Part 10 of an 11-part series.
Serving time in prison is not supposed to be pleasant. Nor, however, is it supposed to include being raped by fellow prisoners or staff, beaten by guards for the slightest provocation, driven mad by long-term solitary confinement, or killed off by medical neglect. These are the fates of thousands of prisoners every year—men, women, and children housed in lockups that give Gitmo and Abu Ghraib a run for their money.
While there’s plenty of blame to go around, and while not all of the facilities described in this series have all of the problems we explore, some stand out as particularly bad actors. Our subjective ranking was based on three years of research, correspondence with prisoners, and interviews with reform advocates concerning the penal facilities with the grimmest claims to infamy. Last, but certainly not least, on our list of bad actors is a dismal facility where the guards allegedly run amok. Our series wraps up tomorrow with a handful of dishonorable mentions.
Rikers Island (New York City)
Number of inmates: ~10,000 (capacity ~15,000)
Who’s in charge: Evelyn A. Mirabal, chief; Dora Schriro, commissioner, of the New York City Department of Corrections
The basics: When it comes to ignominies, New York City’s island jail complex has it all: inmate violence, staff brutality, rape, abuse of adolescents and the mentally ill, and one of the nation’s highest rates of solitary confinement. Rikers, which hosts 10 separate jails, has been the target of dozens of lawsuits and numerous exposés. Yet the East River island remains a dismal and dangerous place for the 12,000 or more men, women, and children held there on any given day—mostly pretrial defendants who can’t make bail and nonviolent offenders with sentences too short to ship them upstate.
The backlash: In 2008, 18-year-old Christopher Robinson, who had violated his probation for a juvenile robbery offense, was beaten and stomped to death in his cell in Rikers youth unit. An investigation revealed that the killers, two fellow prisoners, were part of what was known as “the program,” described by the Bronx DA as a “secret society run by correctional officers at Rikers Island to extort and beat other inmates,” supposedly in the name of maintaining order.
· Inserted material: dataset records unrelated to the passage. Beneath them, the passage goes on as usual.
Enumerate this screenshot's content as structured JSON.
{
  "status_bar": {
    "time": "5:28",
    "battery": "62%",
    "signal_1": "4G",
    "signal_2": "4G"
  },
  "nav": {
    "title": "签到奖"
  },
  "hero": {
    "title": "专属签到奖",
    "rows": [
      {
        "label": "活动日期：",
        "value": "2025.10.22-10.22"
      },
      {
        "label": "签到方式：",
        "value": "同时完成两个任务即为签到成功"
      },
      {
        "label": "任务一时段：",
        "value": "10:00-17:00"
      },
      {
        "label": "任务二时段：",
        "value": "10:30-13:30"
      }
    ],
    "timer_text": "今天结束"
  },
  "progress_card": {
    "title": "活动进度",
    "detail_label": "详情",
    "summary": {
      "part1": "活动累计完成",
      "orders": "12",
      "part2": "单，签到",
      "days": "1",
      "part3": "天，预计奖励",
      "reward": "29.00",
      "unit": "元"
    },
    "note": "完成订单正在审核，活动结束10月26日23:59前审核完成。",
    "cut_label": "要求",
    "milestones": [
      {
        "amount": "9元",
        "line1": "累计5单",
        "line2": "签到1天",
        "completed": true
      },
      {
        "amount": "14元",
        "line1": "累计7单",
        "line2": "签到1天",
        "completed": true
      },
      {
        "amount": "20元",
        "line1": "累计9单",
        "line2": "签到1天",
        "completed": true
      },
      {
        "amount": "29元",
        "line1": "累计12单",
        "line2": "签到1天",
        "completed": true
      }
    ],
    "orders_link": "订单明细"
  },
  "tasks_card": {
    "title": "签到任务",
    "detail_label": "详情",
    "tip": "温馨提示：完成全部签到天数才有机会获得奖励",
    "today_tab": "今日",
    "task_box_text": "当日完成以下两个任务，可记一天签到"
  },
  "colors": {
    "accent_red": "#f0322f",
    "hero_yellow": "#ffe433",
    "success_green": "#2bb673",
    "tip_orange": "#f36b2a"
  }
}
Two of the facility’s guards pleaded guilty to assault and to charges related to running the extortion program—see the TV report below—although the DA presented no evidence connecting them to Robinson’s death.
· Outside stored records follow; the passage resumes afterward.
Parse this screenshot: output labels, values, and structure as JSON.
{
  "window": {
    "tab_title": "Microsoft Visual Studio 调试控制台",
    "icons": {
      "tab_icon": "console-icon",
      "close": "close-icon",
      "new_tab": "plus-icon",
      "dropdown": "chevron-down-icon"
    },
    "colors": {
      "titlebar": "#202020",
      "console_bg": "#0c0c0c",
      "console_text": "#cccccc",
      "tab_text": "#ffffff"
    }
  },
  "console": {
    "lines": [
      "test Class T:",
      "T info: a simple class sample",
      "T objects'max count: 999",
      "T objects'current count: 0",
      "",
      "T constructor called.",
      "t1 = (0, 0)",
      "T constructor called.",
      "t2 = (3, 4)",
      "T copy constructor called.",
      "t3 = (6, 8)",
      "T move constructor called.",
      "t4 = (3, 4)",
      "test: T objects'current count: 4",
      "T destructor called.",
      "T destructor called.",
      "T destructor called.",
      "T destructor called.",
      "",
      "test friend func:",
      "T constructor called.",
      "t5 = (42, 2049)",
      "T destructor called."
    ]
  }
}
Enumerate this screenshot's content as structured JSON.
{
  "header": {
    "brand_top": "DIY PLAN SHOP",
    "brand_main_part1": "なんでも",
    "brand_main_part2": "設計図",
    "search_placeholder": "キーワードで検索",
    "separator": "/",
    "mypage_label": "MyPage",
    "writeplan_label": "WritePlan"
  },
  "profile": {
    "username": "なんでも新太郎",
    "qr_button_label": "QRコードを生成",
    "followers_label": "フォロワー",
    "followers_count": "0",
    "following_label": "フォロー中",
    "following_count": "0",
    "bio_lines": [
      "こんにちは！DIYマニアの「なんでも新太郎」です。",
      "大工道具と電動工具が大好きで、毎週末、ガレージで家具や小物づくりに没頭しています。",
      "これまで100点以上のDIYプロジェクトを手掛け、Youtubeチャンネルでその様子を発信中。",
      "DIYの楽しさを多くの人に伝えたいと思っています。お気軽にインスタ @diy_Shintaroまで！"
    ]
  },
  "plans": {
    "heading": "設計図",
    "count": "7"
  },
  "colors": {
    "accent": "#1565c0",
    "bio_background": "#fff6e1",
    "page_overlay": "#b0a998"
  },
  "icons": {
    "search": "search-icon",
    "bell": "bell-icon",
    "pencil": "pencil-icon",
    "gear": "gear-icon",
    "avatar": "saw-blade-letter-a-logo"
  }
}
A 2012 lawsuit by the Legal Aid Society also documents a “deeply entrenched” pattern of violence by the guards, who “use unlawful, excessive force with impunity” and often send prisoners to the hospital, costing the city millions in legal settlements. Despite the alleged complicity of staff in the rampant violence, the Department of Corrections’ response has been to build more solitary cells at Rikers—nearly 1,000 in all, with special isolation units for adolescents and for people with mental illness.
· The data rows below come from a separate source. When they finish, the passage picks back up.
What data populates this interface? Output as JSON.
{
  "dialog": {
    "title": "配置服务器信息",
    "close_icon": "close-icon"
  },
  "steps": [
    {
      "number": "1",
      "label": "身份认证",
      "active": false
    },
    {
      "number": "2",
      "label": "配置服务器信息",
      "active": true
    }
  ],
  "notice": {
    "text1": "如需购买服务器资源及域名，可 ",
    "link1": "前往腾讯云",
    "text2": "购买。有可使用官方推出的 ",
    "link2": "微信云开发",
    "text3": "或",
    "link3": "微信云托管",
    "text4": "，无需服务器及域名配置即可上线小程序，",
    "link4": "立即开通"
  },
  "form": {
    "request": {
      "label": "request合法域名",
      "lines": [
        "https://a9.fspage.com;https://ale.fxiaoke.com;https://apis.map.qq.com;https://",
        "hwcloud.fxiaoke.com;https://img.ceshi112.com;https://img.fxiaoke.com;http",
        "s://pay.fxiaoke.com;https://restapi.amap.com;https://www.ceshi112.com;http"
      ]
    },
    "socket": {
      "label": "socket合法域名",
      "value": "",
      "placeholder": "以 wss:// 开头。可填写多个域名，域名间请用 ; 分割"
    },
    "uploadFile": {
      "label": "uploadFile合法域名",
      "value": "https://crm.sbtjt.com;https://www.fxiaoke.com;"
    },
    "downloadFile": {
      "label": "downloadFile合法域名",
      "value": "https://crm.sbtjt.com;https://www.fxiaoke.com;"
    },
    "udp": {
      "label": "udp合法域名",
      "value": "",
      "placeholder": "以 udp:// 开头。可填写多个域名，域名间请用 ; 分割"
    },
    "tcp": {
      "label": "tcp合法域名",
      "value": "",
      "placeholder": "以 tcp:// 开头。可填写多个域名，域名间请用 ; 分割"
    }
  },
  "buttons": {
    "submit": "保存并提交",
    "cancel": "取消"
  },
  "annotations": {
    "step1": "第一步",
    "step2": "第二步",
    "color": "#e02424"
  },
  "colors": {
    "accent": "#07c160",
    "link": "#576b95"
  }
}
Watch: A local news report on complicity of Rikers guards in “the program.”
Research for this project was supported by a grant from the Investigative Fund and The Nation Institute, as well as a Soros Justice Media Fellowship from the Open Society Foundations. Additional reporting by Beth Broyles, Valeria Monfrini, Katie Rose Quandt, and Sal Rodriguez.